Somalis Protest Vote on Peacekeepers

About 10,000 opponents of an international peacekeeping mission demonstrated Friday in the Somali capital, which is controlled by an Islamic militia accused by the United States of harboring wanted Al Qaeda members.

It was the second public protest in as many days against the Somali transitional parliament's Wednesday vote supporting the deployment of Ugandan and Sudanese peacekeepers to help the government establish stability and authority.

The protesters chanted, "We can form a government on our own!" and "No Ethiopia! No Ethiopian government!"

All the Islamic leaders from the Abgal clan attended the rally in central Mogadishu, where protesters also chanted, "America, open your eyes and ears!" and "Allahu akbar! — or "God is great!"

About a third of the crowd was women, dressed in veils that covered their faces. The women had their own section, standing separately from the men.

Late Thursday, residents said unidentified gunmen shot a militiaman loyal to President Abdullahi Yusuf and wounded another when they drove through a checkpoint in Baidoa, which is the only major town Yusuf's government controls in southern Somalia.

In the past two weeks, Islamists have been consolidating their hold on the region, chasing U.S.-backed secular warlords from their former strongholds.

It is unclear why the militiamen forced their way through the checkpoint. The dead militiaman was a member of a nascent police force that Yusuf has been trying to form, with limited success, because his government has little control outside Baidoa, 155 miles northwest of the capital, Mogadishu.

Residents in another southern town, Jowhar, said hundreds of Islamic militiamen drove out late Thursday in 35 pickups mounted with machine guns, but it was not known where they were going.

The Islamic militants, formally known as the Islamic Courts Union, captured Jowhar, 56 miles northeast of Mogadishu, on Wednesday.

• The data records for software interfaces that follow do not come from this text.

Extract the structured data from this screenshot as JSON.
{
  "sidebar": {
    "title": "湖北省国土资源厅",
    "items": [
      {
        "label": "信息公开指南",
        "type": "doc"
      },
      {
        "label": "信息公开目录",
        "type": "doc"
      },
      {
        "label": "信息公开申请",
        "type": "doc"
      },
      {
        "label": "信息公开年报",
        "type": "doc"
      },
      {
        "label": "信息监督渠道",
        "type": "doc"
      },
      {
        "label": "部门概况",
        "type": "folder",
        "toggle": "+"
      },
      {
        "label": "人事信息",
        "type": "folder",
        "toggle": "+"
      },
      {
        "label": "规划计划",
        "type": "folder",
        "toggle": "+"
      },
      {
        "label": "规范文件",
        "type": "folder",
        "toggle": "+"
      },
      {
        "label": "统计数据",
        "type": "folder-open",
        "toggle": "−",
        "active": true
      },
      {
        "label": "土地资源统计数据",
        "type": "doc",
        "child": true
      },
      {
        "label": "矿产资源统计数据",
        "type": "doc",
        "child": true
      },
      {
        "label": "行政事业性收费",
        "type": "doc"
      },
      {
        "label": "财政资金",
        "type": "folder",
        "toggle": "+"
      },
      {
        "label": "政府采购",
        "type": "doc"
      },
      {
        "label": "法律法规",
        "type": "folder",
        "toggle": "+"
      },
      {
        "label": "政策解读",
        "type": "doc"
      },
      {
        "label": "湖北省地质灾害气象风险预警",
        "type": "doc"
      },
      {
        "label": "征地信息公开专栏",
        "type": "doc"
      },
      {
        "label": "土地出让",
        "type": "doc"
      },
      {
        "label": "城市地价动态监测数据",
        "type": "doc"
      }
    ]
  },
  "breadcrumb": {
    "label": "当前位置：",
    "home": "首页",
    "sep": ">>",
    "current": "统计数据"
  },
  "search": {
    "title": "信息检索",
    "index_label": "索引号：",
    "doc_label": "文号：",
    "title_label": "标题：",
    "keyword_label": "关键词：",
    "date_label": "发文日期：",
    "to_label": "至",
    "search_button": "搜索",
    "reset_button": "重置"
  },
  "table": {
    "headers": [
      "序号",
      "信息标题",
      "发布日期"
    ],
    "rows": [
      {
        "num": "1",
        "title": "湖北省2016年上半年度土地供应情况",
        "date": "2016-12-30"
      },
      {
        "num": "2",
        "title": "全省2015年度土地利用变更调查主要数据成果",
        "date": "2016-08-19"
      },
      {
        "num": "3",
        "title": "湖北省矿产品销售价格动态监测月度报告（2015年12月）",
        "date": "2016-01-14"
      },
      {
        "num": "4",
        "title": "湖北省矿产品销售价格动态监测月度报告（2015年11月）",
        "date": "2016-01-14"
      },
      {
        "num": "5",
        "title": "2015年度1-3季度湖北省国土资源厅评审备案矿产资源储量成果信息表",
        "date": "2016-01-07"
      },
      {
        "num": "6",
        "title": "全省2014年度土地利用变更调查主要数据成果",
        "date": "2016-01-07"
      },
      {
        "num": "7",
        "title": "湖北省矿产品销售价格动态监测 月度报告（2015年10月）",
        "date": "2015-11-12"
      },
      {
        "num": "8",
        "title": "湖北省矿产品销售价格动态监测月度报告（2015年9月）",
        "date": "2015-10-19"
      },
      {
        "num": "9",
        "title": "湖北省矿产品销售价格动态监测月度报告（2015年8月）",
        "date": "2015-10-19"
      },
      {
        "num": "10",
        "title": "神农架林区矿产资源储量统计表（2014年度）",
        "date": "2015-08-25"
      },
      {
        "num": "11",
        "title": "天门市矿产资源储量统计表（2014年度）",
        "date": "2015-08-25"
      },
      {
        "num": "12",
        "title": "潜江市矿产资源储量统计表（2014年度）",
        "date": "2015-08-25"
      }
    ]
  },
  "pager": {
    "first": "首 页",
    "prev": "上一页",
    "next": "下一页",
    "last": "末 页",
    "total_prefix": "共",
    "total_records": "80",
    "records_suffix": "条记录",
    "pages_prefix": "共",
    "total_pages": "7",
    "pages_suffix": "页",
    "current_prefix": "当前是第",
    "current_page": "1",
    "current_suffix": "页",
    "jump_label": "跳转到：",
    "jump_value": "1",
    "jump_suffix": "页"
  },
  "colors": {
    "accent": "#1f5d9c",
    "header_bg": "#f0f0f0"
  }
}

It was the last strategic town held by the warlords, and the Islamic fighters imposed an 8 p.m.-5 a.m. curfew, saying it would continue until they had stabilized the town.

The transitional government, whose military consists of little more than the president's personal militia, has watched from the sidelines as the Islamic forces overcame a coalition of secular warlords to take control of southern Somalia. The Islamic forces took Mogadishu June 6.

On Thursday, three more members of the warlord-led Alliance for the Restoration of Peace and Counterterrorism said they had resigned. One of them, Mohamed Qanyare Afrah, told HornAfrik that he and the Islamic militia shared a common enemy because both of them opposed proposals for peacekeepers in Somalia. He also apologized for any mistakes he may have made as a leader of the alliance.

Thursday's resignations brings to seven the number of people who have left the alliance, which now has only four members.

The Islamic group's control over southern Somalia is a feat unmatched since the fall of dictator Mohamed Siad Barre in 1991. The country has had no effective central government since then.

The Islamic group, accused by the United States of harboring Al Qaeda, portrays itself as free of links to Somalia's past turmoil and capable of bringing order and unity. Yet the future of a country accustomed to moderate Islam would be uncertain under hard-line Islamic rulers.

Somalia's south has seen the worst violence in the country over the past 15 years. The northern and central regions have experienced only sporadic violence.

Northeastern Somalia is run by an autonomous government allied to the president, and central Somalia, where some warlords have fled, is controlled by several groups.

U.S. officials have acknowledged backing the warlords against the Islamic group. In response to the Islamic militia's growing power, the Unites States convened a meeting on Somalia in New York on Thursday.

The New York meeting concluded with the U.S.-organized group of nations lending its support to the country's weak interim government and demanding free access so aid groups can help Somalia's impoverished people.

The first meeting of the International Somalia Contact Group was one of the few major international initiatives toward the nation in the years since U.N. peacekeepers withdrew in 1995.